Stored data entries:
>>>

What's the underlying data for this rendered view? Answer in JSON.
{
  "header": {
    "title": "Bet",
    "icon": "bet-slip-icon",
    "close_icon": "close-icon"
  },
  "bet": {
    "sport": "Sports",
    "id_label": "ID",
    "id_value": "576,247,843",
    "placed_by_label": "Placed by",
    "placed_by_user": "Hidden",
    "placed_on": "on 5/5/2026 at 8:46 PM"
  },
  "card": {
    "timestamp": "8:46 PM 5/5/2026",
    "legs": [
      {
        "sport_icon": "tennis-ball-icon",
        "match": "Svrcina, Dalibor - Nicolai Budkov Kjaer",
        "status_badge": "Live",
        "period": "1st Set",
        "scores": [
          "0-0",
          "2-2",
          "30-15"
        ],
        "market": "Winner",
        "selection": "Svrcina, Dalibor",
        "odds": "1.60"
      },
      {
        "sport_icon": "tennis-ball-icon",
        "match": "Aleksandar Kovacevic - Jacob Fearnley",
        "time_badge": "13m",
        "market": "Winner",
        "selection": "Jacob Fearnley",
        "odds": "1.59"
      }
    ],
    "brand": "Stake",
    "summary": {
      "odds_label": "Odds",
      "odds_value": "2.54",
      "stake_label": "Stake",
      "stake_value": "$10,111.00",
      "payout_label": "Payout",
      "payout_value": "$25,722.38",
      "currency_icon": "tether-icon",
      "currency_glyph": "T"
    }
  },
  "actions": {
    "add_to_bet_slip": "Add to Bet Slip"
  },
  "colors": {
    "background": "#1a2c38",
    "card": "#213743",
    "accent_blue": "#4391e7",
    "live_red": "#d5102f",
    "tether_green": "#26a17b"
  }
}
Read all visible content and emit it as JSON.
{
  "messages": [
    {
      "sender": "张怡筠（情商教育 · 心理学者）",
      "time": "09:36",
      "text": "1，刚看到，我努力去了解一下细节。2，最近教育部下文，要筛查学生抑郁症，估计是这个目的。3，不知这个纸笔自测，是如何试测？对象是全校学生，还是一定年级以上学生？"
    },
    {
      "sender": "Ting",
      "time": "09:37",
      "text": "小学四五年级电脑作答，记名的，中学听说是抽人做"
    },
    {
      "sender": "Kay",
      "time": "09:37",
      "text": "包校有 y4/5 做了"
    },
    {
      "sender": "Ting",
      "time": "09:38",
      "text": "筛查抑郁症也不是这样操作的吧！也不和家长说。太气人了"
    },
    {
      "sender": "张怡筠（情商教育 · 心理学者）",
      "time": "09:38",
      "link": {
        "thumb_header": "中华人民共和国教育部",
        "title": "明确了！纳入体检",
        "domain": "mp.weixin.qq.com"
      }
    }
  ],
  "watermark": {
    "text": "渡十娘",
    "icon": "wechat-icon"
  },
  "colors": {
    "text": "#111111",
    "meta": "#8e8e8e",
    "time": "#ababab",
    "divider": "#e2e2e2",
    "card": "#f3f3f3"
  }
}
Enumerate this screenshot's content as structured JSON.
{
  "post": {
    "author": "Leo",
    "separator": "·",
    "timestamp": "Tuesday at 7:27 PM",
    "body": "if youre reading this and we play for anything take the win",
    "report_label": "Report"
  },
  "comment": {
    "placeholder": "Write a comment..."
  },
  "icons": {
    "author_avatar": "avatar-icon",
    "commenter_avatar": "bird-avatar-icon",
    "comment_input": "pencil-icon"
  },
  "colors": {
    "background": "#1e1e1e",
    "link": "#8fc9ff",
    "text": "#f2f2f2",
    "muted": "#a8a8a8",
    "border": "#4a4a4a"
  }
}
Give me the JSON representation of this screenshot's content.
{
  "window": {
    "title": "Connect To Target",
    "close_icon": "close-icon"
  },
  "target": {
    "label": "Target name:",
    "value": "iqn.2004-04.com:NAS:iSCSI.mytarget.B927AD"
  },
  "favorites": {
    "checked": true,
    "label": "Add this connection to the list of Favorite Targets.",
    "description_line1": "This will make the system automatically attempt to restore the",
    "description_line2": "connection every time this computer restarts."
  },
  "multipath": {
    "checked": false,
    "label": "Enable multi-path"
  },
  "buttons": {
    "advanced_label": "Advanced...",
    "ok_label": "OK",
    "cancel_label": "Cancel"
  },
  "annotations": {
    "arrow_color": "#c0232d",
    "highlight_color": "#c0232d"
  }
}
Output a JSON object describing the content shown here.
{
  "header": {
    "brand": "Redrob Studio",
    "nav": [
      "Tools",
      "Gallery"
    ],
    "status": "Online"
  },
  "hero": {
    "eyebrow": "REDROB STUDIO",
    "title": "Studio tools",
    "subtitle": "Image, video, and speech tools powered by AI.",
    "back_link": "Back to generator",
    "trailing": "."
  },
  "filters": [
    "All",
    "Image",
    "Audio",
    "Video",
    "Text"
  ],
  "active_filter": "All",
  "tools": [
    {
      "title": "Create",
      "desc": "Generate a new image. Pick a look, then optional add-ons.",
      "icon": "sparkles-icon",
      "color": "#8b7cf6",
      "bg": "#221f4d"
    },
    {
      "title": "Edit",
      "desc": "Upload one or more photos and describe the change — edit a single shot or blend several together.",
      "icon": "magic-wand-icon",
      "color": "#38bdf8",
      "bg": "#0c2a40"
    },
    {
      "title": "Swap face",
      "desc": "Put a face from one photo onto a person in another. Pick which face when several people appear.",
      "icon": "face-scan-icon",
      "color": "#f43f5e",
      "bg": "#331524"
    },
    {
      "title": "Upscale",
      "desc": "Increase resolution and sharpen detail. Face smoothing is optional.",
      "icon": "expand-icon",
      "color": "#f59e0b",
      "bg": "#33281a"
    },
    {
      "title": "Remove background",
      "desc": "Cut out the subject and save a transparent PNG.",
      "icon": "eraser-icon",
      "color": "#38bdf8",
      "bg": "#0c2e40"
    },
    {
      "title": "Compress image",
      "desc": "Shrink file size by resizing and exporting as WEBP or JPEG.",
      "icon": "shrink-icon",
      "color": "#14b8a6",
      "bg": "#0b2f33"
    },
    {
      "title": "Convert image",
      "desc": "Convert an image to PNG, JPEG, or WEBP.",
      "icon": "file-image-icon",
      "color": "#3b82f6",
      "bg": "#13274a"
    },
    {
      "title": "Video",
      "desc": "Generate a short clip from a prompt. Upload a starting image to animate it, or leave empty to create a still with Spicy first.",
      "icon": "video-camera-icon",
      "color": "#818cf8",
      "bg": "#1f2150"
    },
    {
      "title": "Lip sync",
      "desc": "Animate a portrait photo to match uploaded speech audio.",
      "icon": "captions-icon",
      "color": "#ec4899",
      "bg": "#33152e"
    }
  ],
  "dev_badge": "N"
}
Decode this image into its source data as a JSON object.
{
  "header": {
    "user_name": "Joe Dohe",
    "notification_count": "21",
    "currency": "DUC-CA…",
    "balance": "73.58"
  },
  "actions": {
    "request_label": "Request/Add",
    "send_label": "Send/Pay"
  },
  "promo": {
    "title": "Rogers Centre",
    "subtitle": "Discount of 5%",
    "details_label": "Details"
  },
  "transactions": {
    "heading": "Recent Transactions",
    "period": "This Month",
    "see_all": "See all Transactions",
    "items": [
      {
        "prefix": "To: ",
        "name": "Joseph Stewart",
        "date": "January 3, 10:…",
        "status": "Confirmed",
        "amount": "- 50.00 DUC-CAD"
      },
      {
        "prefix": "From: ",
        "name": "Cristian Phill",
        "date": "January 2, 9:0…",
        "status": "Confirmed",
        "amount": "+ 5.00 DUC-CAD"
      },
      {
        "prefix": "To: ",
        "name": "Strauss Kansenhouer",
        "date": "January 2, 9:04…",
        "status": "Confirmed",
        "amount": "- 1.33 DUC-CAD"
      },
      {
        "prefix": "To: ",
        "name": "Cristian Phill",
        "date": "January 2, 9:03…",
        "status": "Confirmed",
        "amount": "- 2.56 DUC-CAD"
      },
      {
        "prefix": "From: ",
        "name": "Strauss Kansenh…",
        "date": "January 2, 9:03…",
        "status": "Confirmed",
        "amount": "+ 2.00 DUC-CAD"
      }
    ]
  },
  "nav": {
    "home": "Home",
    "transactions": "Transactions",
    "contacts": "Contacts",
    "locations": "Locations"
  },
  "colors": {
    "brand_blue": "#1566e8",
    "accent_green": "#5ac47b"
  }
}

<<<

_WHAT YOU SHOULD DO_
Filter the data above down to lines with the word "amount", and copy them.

_TASK ANSWER_
        "amount": "- 50.00 DUC-CAD"
        "amount": "+ 5.00 DUC-CAD"
        "amount": "- 1.33 DUC-CAD"
        "amount": "- 2.56 DUC-CAD"
        "amount": "+ 2.00 DUC-CAD"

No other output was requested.